WORK TO BE COMPLETED:
Give back all of the data verbatim.

*** RECORD SET ***

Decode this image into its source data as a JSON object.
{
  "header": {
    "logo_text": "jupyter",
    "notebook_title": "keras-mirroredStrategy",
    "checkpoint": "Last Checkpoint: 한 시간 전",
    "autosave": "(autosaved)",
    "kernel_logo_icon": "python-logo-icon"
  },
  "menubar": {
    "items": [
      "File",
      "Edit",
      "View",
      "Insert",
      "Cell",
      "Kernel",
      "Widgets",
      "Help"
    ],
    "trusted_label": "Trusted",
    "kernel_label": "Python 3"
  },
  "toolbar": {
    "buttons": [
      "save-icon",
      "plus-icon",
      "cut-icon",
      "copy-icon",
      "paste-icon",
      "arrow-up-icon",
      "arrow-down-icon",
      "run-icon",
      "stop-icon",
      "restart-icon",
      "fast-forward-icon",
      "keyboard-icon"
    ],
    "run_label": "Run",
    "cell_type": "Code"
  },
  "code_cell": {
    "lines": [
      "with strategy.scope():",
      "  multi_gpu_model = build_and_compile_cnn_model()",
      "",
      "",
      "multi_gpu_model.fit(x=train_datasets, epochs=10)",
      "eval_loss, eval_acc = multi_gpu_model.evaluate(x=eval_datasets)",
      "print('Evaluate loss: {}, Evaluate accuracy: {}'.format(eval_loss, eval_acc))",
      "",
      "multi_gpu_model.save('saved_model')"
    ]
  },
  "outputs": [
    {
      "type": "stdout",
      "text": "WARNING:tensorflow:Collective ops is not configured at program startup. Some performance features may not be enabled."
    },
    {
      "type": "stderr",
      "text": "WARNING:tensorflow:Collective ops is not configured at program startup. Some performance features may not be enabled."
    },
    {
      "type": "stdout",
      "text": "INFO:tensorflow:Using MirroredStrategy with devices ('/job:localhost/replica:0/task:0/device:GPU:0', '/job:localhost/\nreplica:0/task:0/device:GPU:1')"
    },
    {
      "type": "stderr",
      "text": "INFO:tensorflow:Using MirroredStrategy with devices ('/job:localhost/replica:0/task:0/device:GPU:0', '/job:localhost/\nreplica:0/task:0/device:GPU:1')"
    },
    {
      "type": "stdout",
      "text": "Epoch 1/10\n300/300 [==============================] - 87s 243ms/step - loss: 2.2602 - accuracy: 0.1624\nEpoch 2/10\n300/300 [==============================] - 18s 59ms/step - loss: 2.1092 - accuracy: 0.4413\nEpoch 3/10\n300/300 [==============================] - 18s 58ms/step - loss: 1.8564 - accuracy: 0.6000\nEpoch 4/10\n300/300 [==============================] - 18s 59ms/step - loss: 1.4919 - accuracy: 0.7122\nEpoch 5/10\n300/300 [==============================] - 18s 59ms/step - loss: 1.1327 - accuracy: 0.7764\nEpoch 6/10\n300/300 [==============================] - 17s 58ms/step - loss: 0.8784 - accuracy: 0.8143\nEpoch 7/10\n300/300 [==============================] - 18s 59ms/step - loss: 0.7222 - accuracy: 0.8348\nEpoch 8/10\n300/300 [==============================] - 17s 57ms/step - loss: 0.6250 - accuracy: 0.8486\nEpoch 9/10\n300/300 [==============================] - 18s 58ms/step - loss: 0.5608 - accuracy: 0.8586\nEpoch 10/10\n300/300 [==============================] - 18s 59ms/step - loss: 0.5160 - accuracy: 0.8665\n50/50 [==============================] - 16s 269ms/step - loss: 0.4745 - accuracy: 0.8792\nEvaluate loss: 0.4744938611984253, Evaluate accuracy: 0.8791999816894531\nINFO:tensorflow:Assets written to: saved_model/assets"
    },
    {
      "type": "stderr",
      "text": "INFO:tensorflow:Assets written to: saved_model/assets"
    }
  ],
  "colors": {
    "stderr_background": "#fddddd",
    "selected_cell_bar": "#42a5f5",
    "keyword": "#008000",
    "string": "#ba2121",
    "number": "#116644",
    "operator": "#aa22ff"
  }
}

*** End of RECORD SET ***

RESPONSE AREA:
Decode this image into its source data as a JSON object.
{
  "header": {
    "logo_text": "jupyter",
    "notebook_title": "keras-mirroredStrategy",
    "checkpoint": "Last Checkpoint: 한 시간 전",
    "autosave": "(autosaved)",
    "kernel_logo_icon": "python-logo-icon"
  },
  "menubar": {
    "items": [
      "File",
      "Edit",
      "View",
      "Insert",
      "Cell",
      "Kernel",
      "Widgets",
      "Help"
    ],
    "trusted_label": "Trusted",
    "kernel_label": "Python 3"
  },
  "toolbar": {
    "buttons": [
      "save-icon",
      "plus-icon",
      "cut-icon",
      "copy-icon",
      "paste-icon",
      "arrow-up-icon",
      "arrow-down-icon",
      "run-icon",
      "stop-icon",
      "restart-icon",
      "fast-forward-icon",
      "keyboard-icon"
    ],
    "run_label": "Run",
    "cell_type": "Code"
  },
  "code_cell": {
    "lines": [
      "with strategy.scope():",
      "  multi_gpu_model = build_and_compile_cnn_model()",
      "",
      "",
      "multi_gpu_model.fit(x=train_datasets, epochs=10)",
      "eval_loss, eval_acc = multi_gpu_model.evaluate(x=eval_datasets)",
      "print('Evaluate loss: {}, Evaluate accuracy: {}'.format(eval_loss, eval_acc))",
      "",
      "multi_gpu_model.save('saved_model')"
    ]
  },
  "outputs": [
    {
      "type": "stdout",
      "text": "WARNING:tensorflow:Collective ops is not configured at program startup. Some performance features may not be enabled."
    },
    {
      "type": "stderr",
      "text": "WARNING:tensorflow:Collective ops is not configured at program startup. Some performance features may not be enabled."
    },
    {
      "type": "stdout",
      "text": "INFO:tensorflow:Using MirroredStrategy with devices ('/job:localhost/replica:0/task:0/device:GPU:0', '/job:localhost/\nreplica:0/task:0/device:GPU:1')"
    },
    {
      "type": "stderr",
      "text": "INFO:tensorflow:Using MirroredStrategy with devices ('/job:localhost/replica:0/task:0/device:GPU:0', '/job:localhost/\nreplica:0/task:0/device:GPU:1')"
    },
    {
      "type": "stdout",
      "text": "Epoch 1/10\n300/300 [==============================] - 87s 243ms/step - loss: 2.2602 - accuracy: 0.1624\nEpoch 2/10\n300/300 [==============================] - 18s 59ms/step - loss: 2.1092 - accuracy: 0.4413\nEpoch 3/10\n300/300 [==============================] - 18s 58ms/step - loss: 1.8564 - accuracy: 0.6000\nEpoch 4/10\n300/300 [==============================] - 18s 59ms/step - loss: 1.4919 - accuracy: 0.7122\nEpoch 5/10\n300/300 [==============================] - 18s 59ms/step - loss: 1.1327 - accuracy: 0.7764\nEpoch 6/10\n300/300 [==============================] - 17s 58ms/step - loss: 0.8784 - accuracy: 0.8143\nEpoch 7/10\n300/300 [==============================] - 18s 59ms/step - loss: 0.7222 - accuracy: 0.8348\nEpoch 8/10\n300/300 [==============================] - 17s 57ms/step - loss: 0.6250 - accuracy: 0.8486\nEpoch 9/10\n300/300 [==============================] - 18s 58ms/step - loss: 0.5608 - accuracy: 0.8586\nEpoch 10/10\n300/300 [==============================] - 18s 59ms/step - loss: 0.5160 - accuracy: 0.8665\n50/50 [==============================] - 16s 269ms/step - loss: 0.4745 - accuracy: 0.8792\nEvaluate loss: 0.4744938611984253, Evaluate accuracy: 0.8791999816894531\nINFO:tensorflow:Assets written to: saved_model/assets"
    },
    {
      "type": "stderr",
      "text": "INFO:tensorflow:Assets written to: saved_model/assets"
    }
  ],
  "colors": {
    "stderr_background": "#fddddd",
    "selected_cell_bar": "#42a5f5",
    "keyword": "#008000",
    "string": "#ba2121",
    "number": "#116644",
    "operator": "#aa22ff"
  }
}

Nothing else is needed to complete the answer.